The main difference with the traditional object oriented approach is that we don't have to introduce base classes that are likely to be inconvenient when we've moved on from this library. This inconvenience becomes apparent when you find yourself either creating over complex derived instances that need to reference other classes (such as a map class). These classes may need to access state in another class that you really didn't want to expose. In this case, the best solution would probably be to instantiate one of the classes as a short-lived instance with a copy of the key as part of its state.
What I'm trying to say is that the event mechanism as used by Delphi provides an alternative form of polymorphism. Rather than an instance presenting an interface defined in its base class, it is simply presenting a method of the required type. In many cases, this saves you needing to create class hierarchies when none would otherwise be needed. This is analogous to the advantage of generic programming using templates where for example, you're not forcing collected objects to be of a 'collectable' class.
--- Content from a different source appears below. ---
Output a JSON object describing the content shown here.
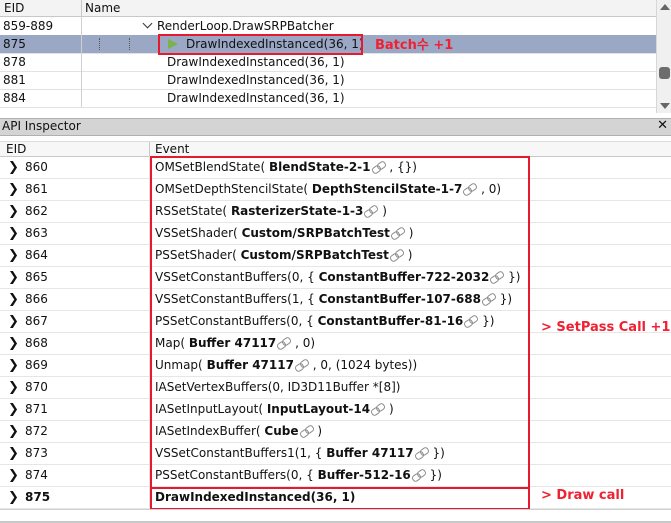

In practice of course, Delphi programs still rely heavily on conventional object oriented class hierarchies, just as templates can't replace them in C++.
It's worth looking a little more at the conventions for implementing events. Typically, event methods are procedures rather than functions, even when the handler may pass data back to the caller. That is because in most cases, the absence if a handler allows the default behaviour. Rather than relying on a return value, a non-const reference to a value that is already set to the default state is provided as a parameter. Often, you might want to achieve the specialisation either by providing an event handler or by derivation. In this case, the code that calls the event is provided as the body of a virtual method. For components this is very natural. For example, if you were sub-classing an edit control and you needed to extend the 'OnChange' event, you would simply override the 'Change' method, leaving the OnChange property available as it is with the base class.
The good news is that not only is this article nearing the end but that this mechanism is available to the C++ programmer as well. See my article in Overload 17/18 for an example that uses a template to package an object pointer and method pointer of the target type. This implementation is more involved simply because of the need to support multiple inheritance. With single inheritance and casting, the job can be done in the same way as in Delphi.
Bad news for Java programmers though. As the language doesn't support method pointers, you will have to use pure OO techniques only.
COM uses a different model for the same purpose - connection points. This entails providing an interface to handle a number of events rather than just the one method. This can be inefficient if you're only interested in a subset of events fired by an out of process server. One good feature of this mechanism is that multiple interfaces can be advised side by side, i.e. more than one object can be notified when an event occurs. This feature can be reproduced in Delphi but you have to do a bit more work. An event property has to be implemented as an event list! I have found this to be a very useful thing in terms of co-ordinating objects, particularly in user interfaces. I have also put the event lists into an 'event broker' collection that has been even more useful.